Your local Area Agency on Aging should be contacted if you are aware of or suspect physical abuse. They operate a Protective Service program which is designed to investigate and solve these types of problems.

 

How can I get information on health insurance, Medicare and/or Medicaid?

 

Contact your APPRISE counselor at your local Area Agency on Aging.

 

Where can I go to get help with my drug bills?

 

Many senior citizens with low incomes are eligible for assistance with payment for their prescribed medications.
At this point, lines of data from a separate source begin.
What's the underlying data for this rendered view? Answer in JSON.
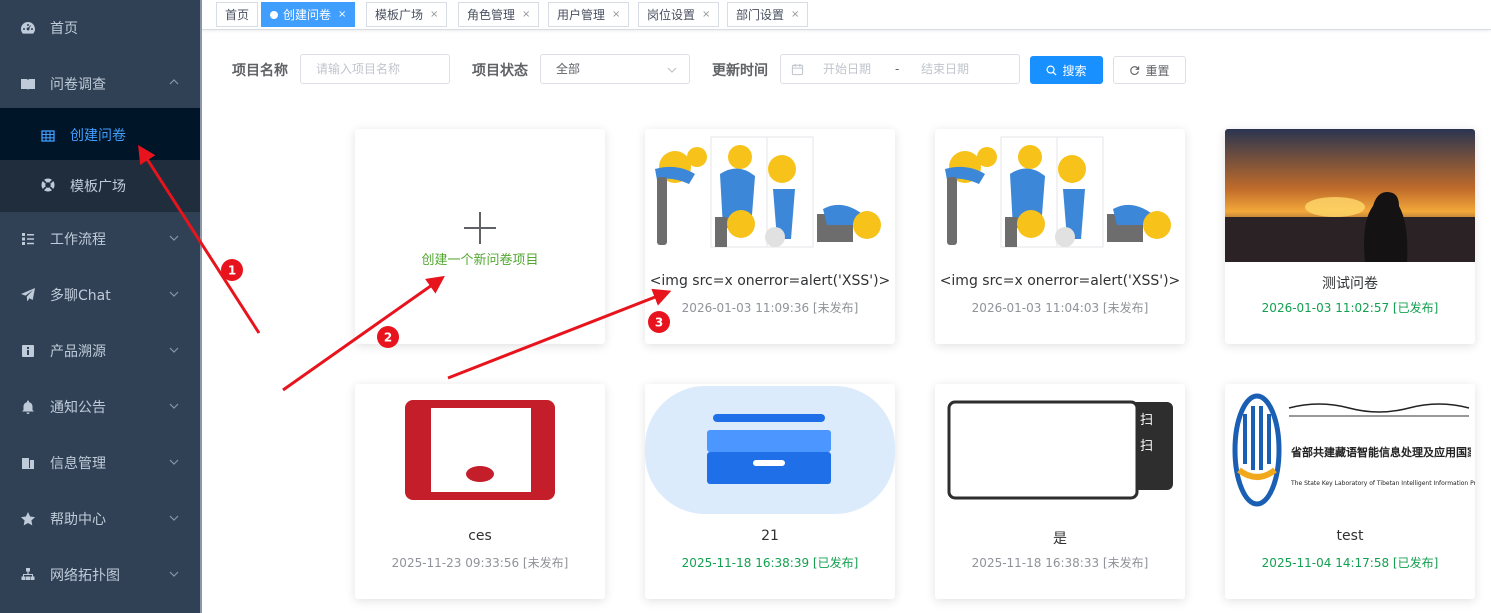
{
  "sidebar": {
    "items": [
      {
        "label": "首页",
        "icon": "dashboard-icon"
      },
      {
        "label": "问卷调查",
        "icon": "book-icon"
      },
      {
        "label": "创建问卷",
        "icon": "table-icon"
      },
      {
        "label": "模板广场",
        "icon": "lifebuoy-icon"
      },
      {
        "label": "工作流程",
        "icon": "list-tree-icon"
      },
      {
        "label": "多聊Chat",
        "icon": "paper-plane-icon"
      },
      {
        "label": "产品溯源",
        "icon": "info-box-icon"
      },
      {
        "label": "通知公告",
        "icon": "bell-icon"
      },
      {
        "label": "信息管理",
        "icon": "documents-icon"
      },
      {
        "label": "帮助中心",
        "icon": "star-icon"
      },
      {
        "label": "网络拓扑图",
        "icon": "sitemap-icon"
      }
    ]
  },
  "tags": [
    {
      "label": "首页"
    },
    {
      "label": "创建问卷"
    },
    {
      "label": "模板广场"
    },
    {
      "label": "角色管理"
    },
    {
      "label": "用户管理"
    },
    {
      "label": "岗位设置"
    },
    {
      "label": "部门设置"
    }
  ],
  "tag_close": "×",
  "search": {
    "name_label": "项目名称",
    "name_placeholder": "请输入项目名称",
    "status_label": "项目状态",
    "status_value": "全部",
    "time_label": "更新时间",
    "start_placeholder": "开始日期",
    "range_sep": "-",
    "end_placeholder": "结束日期",
    "search_btn": "搜索",
    "reset_btn": "重置"
  },
  "create_card": {
    "label": "创建一个新问卷项目"
  },
  "cards": [
    {
      "title": "<img src=x onerror=alert('XSS')>",
      "meta": "2026-01-03 11:09:36 [未发布]",
      "published": false
    },
    {
      "title": "<img src=x onerror=alert('XSS')>",
      "meta": "2026-01-03 11:04:03 [未发布]",
      "published": false
    },
    {
      "title": "测试问卷",
      "meta": "2026-01-03 11:02:57 [已发布]",
      "published": true
    },
    {
      "title": "ces",
      "meta": "2025-11-23 09:33:56 [未发布]",
      "published": false
    },
    {
      "title": "21",
      "meta": "2025-11-18 16:38:39 [已发布]",
      "published": true
    },
    {
      "title": "是",
      "meta": "2025-11-18 16:38:33 [未发布]",
      "published": false
    },
    {
      "title": "test",
      "meta": "2025-11-04 14:17:58 [已发布]",
      "published": true
    }
  ],
  "scan_label_1": "扫",
  "scan_label_2": "扫",
  "logo_text": "省部共建藏语智能信息处理及应用国家重点实验室",
  "logo_subtext": "The State Key Laboratory of Tibetan Intelligent Information Processing and Application",
  "annotations": [
    "1",
    "2",
    "3"
  ],
  "colors": {
    "sidebar_bg": "#304156",
    "sidebar_sub_bg": "#1f2d3d",
    "active_blue": "#409eff",
    "primary_btn": "#1890ff",
    "published_green": "#13a050",
    "arrow_red": "#e8141d"
  }
}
To find out if you qualify for PACE or PACENET, contact your local Area Agency on Aging for assistance in filing an application. 

 

Applications for PACE/PACENET can be obtained from AAAs, pharmacies, senior centers and legislator's offices, or by calling PACE at 1-800-225-7223 or (717) 652 9028. You may also download and print the application or apply online.

 

What does long-term care mean?

 

Long-term care services in Pennsylvania are directed toward residents of nursing facilities, personal care homes, domiciliary and in-home services for individuals residing in private homes in the community.

 

I have been told that I need to go to a nursing facility. What if I don't know if this is what I want? If I do want to go to a nursing facility will I be able to afford it?

 

You need to go to your local Area Agency on Aging. They have caseworkers who will assess your clinical need for nursing facility care and counsel you regarding finances and your most appropriate placement option. If possible, they will also discuss other alternatives with you such as personal care, residential care homes, domiciliary care and other in-home services.

 

How can I make a complaint about services provided by a long-term care provider, such as nursing facilities, personal care residential homes, domiciliary care homes or community services?

 

You need to contact the Ombudsman at your local Area Agency on Aging. The Ombudsman will investigate your complaint and take the appropriate steps necessary to resolve the issue.

 

Where can I get information about selecting a nursing facility?

 

You should contact the State Ombudsman and request a copy of a publication entitled How to Select Long-term Care in Pennsylvania. Additionally, if you have questions regarding the quality of care in specific nursing facilities, you need to contact the Pennsylvania Department of Health.

 

Can I get help with my taxes, energy and transportation?

 

It may be possible for you to get assistance with your taxes, energy and transportation costs. You need to contact your local Area Agency on Aging to determine if you are eligible.